by Erica Davis
Passionate, sing-song, and chilling at times, Jericho Brown’s collection of poetry, Please, is stunning. The dramatic mixture of love and hate, gentleness and destruction, is striking even to the poetry connoisseur. From the quiet, hopeless prayer of a child to illuminating persona poems, Brown relates to us the desperation, passion, and resilience of our short lives and of the human heart.

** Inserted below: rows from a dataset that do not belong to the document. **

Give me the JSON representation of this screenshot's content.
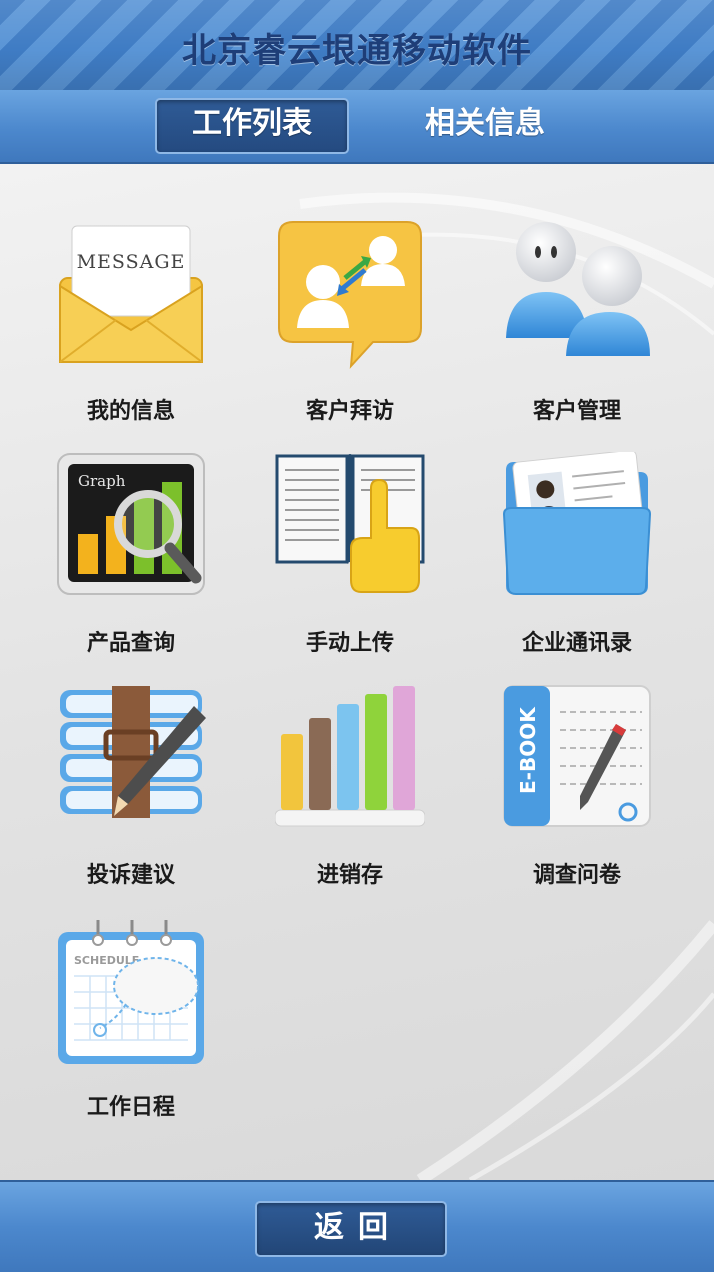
{
  "header": {
    "title": "北京睿云垠通移动软件"
  },
  "tabs": [
    {
      "label": "工作列表",
      "active": true
    },
    {
      "label": "相关信息",
      "active": false
    }
  ],
  "grid": {
    "items": [
      {
        "label": "我的信息",
        "icon": "message-envelope-icon"
      },
      {
        "label": "客户拜访",
        "icon": "customer-visit-icon"
      },
      {
        "label": "客户管理",
        "icon": "customer-management-icon"
      },
      {
        "label": "产品查询",
        "icon": "graph-magnifier-icon"
      },
      {
        "label": "手动上传",
        "icon": "book-hand-icon"
      },
      {
        "label": "企业通讯录",
        "icon": "contact-folder-icon"
      },
      {
        "label": "投诉建议",
        "icon": "books-pencil-icon"
      },
      {
        "label": "进销存",
        "icon": "bar-chart-icon"
      },
      {
        "label": "调查问卷",
        "icon": "ebook-pencil-icon"
      },
      {
        "label": "工作日程",
        "icon": "schedule-calendar-icon"
      }
    ]
  },
  "icon_text": {
    "message": "MESSAGE",
    "graph": "Graph",
    "ebook": "E-BOOK",
    "schedule": "SCHEDULE"
  },
  "footer": {
    "back_label": "返回"
  },
  "colors": {
    "header_blue": "#4c88cd",
    "active_tab": "#2f5b96",
    "label_text": "#1a1a1a"
  }
}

The finest example of the close connection between tender love and rage in Brown’s poetry is found in “Prayer of the Backhanded”: “…God, / Bless the back of my daddy’s hand/ which, holding nothing tightly/ against me and not wrapped/ in leather, eliminated the air/ between itself and my cheek” (8). One can just imagine a helpless little boy, still hiccupping with the remnants of his uncontrollable sobbing, trying to rationalize why the father he loves so dearly would hurt him so much. Even after his father has hit him, giving him “a broken nose…a busted lip… [and a] blazing jaw,” he continues to pray for his daddy. It seems to say that love between a father and son, no matter how damaged, is unconditional.
One of the most interesting elements of this collection of poetry is Brown’s use of persona poems. Throughout the book, he steps into the shoes of various classic characters from “The Wizard of Oz”, including the Scarecrow, Tin Man, and the Lion. In a classroom setting, Brown recently said that he likes the form of his poetry to follow the content. This is illustrated in “Tin Man” (36), as the unusual form has a lot to do with the experience of the character. Made of many small, chopped up parts, this poem can be read across or up and down. With this element, the poem gains more depth with each reading. In one sitting, the first line could read “In my chest/ a slit of air. Don’t say love.” The next time one could choose to read it going down and it could say “In my chest/ Drop a penny. / Cities shine gray. /No green is god…” Nevertheless, the end of the poem reads “I won’t feel/ one damn thing.” Brown could be inferring that we are all “tin men” because that is how the world makes us. We mainly do what we are told, even to the point of destruction at times, until we no longer feel a thing and nothing matters anymore.
Another type of persona Brown takes on is that of famous women in US history, particularly musicians of the 20th century. One such poem is entitled “Track 4: Reflections- as performed by Diana Ross”. As the title points out, Brown is portraying what he thinks Diana Ross would have felt had she written the poem herself. Ross prays, seemingly to become a bigger star; to dazzle the people. She prays with her “head titled backward, / [her] arms stretched/ out and up…” Throughout the poem, Ross finally realizes the power she holds: “Got another #1 and somebody/ Set Detroit on fire. That was power-/ White folks looking at me/ Directly and going blind” (11). This exemplifies Brown’s need to express the history and experience of modern day African-Americans in his own words, projected onto famous and influential people. This makes his poetry even more comprehensible to the common reader because we already know these characters.
Jericho Brown brilliantly combines the imaginary and true experiences of the anonymous with the legendary. He makes the reader truly feel the ragged, intimate emotions that flow within each of us, only amplified. I foresee this becoming an indispensible collection of poetry in America, as I predict Brown will become a world-renowned poet of the 21st century.